| EXERCISE |
For this exercise, copy each line of the records that contains the word "user".

+++ RECORDS FOR THIS TASK +++

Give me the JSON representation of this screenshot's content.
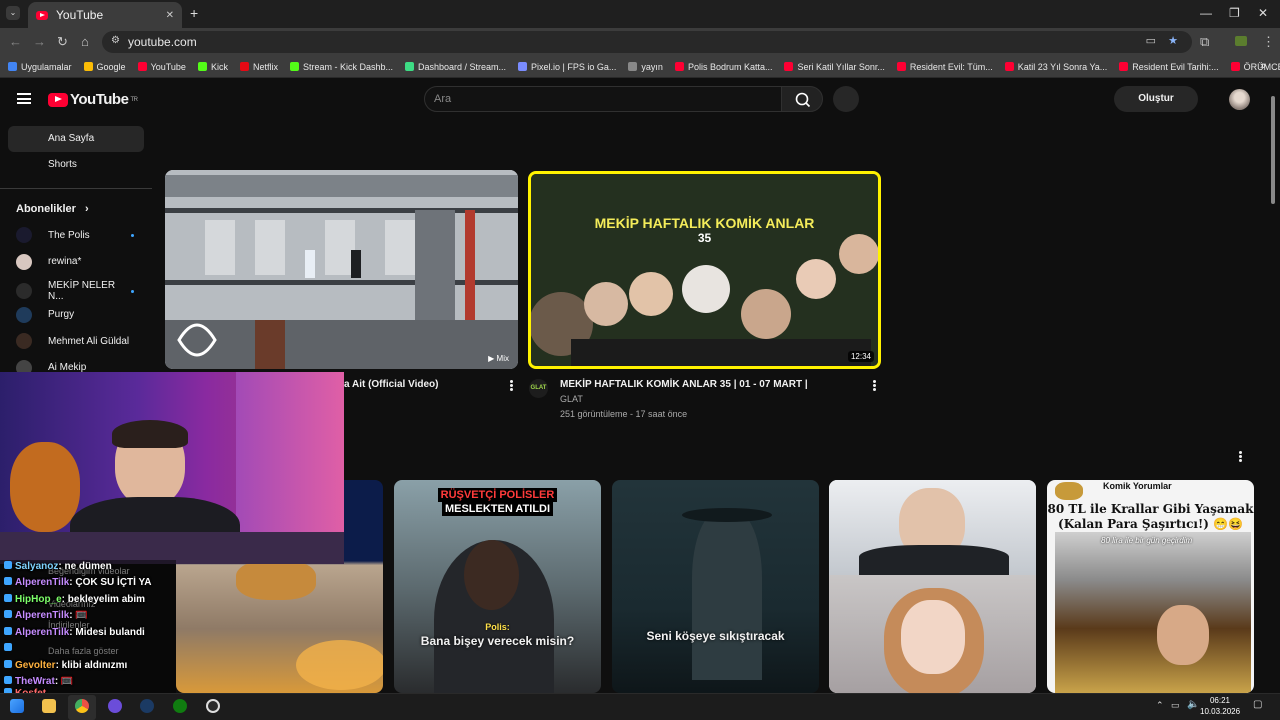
{
  "browser": {
    "tab_title": "YouTube",
    "new_tab": "+",
    "url": "youtube.com",
    "minimize": "—",
    "restore": "❐",
    "close": "✕",
    "bookmarks": [
      {
        "label": "Uygulamalar",
        "color": "#4285f4"
      },
      {
        "label": "Google",
        "color": "#fbbc05"
      },
      {
        "label": "YouTube",
        "color": "#ff0033"
      },
      {
        "label": "Kick",
        "color": "#53fc18"
      },
      {
        "label": "Netflix",
        "color": "#e50914"
      },
      {
        "label": "Stream - Kick Dashb...",
        "color": "#53fc18"
      },
      {
        "label": "Dashboard / Stream...",
        "color": "#3ddc84"
      },
      {
        "label": "Pixel.io | FPS io Ga...",
        "color": "#7a8cff"
      },
      {
        "label": "yayın",
        "color": "#888888"
      },
      {
        "label": "Polis Bodrum Katta...",
        "color": "#ff0033"
      },
      {
        "label": "Seri Katil Yıllar Sonr...",
        "color": "#ff0033"
      },
      {
        "label": "Resident Evil: Tüm...",
        "color": "#ff0033"
      },
      {
        "label": "Katil 23 Yıl Sonra Ya...",
        "color": "#ff0033"
      },
      {
        "label": "Resident Evil Tarihi:...",
        "color": "#ff0033"
      },
      {
        "label": "ÖRÜMCEK ADAM H...",
        "color": "#ff0033"
      }
    ]
  },
  "youtube": {
    "logo_text": "YouTube",
    "logo_sup": "TR",
    "search_placeholder": "Ara",
    "create_label": "Oluştur",
    "sidebar": {
      "home": "Ana Sayfa",
      "shorts": "Shorts",
      "subscriptions_header": "Abonelikler",
      "subscriptions": [
        {
          "name": "The Polis",
          "color": "#1a1a2e",
          "new": true
        },
        {
          "name": "rewina*",
          "color": "#d8c7c0",
          "new": false
        },
        {
          "name": "MEKİP NELER N...",
          "color": "#2b2b2b",
          "new": true
        },
        {
          "name": "Purgy",
          "color": "#1f3b5b",
          "new": false
        },
        {
          "name": "Mehmet Ali Güldal",
          "color": "#3a2a22",
          "new": false
        },
        {
          "name": "Ai Mekip",
          "color": "#444444",
          "new": false
        }
      ]
    },
    "videos": [
      {
        "title": "a Ait (Official Video)",
        "badge": "Mix"
      },
      {
        "title": "MEKİP HAFTALIK KOMİK ANLAR 35 | 01 - 07 MART |",
        "channel": "GLAT",
        "channel_badge": "GLAT",
        "meta": "251 görüntüleme - 17 saat önce",
        "duration": "12:34",
        "thumb_title_line1": "MEKİP HAFTALIK KOMİK ANLAR",
        "thumb_title_line2": "35"
      }
    ],
    "row2_thumbs": [
      {
        "line1": "RÜŞVETÇİ POLİSLER",
        "line2": "MESLEKTEN ATILDI",
        "label": "Polis:",
        "caption": "Bana bişey verecek misin?"
      },
      {
        "caption": "Seni köşeye sıkıştıracak"
      },
      {},
      {
        "header": "Komik Yorumlar",
        "line1": "80 TL ile Krallar Gibi Yaşamak",
        "line2": "(Kalan Para Şaşırtıcı!) 😁😆",
        "sub": "80 lira ile bir gün geçirdim"
      }
    ]
  },
  "overlay": {
    "menu_ghost": [
      "Beğendiğim videolar",
      "Videolarınız",
      "İndirilenler",
      "Daha fazla göster"
    ],
    "chat": [
      {
        "user": "Salyanoz",
        "msg": ": ne dümen",
        "color": "#7fd3ff"
      },
      {
        "user": "AlperenTilk",
        "msg": ": ÇOK SU İÇTİ YA",
        "color": "#c58cff"
      },
      {
        "user": "HipHop_e",
        "msg": ": bekleyelim abim",
        "color": "#7dff6a"
      },
      {
        "user": "AlperenTilk",
        "msg": ": 🥅",
        "color": "#c58cff"
      },
      {
        "user": "AlperenTilk",
        "msg": ": Midesi bulandi",
        "color": "#c58cff"
      },
      {
        "user": "",
        "msg": "",
        "color": "#ff6b6b"
      },
      {
        "user": "Gevolter",
        "msg": ": klibi aldınızmı",
        "color": "#ffb23f"
      },
      {
        "user": "TheWrat",
        "msg": ": 🥅",
        "color": "#c58cff"
      },
      {
        "user": "Kosfet",
        "msg": "",
        "color": "#ff6b6b"
      }
    ]
  },
  "taskbar": {
    "time": "06:21",
    "date": "10.03.2026"
  }
}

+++

| SOLUTION TO THIS PROBLEM |
        "user": "Salyanoz",
        "user": "AlperenTilk",
        "user": "HipHop_e",
        "user": "AlperenTilk",
        "user": "AlperenTilk",
        "user": "",
        "user": "Gevolter",
        "user": "TheWrat",
        "user": "Kosfet",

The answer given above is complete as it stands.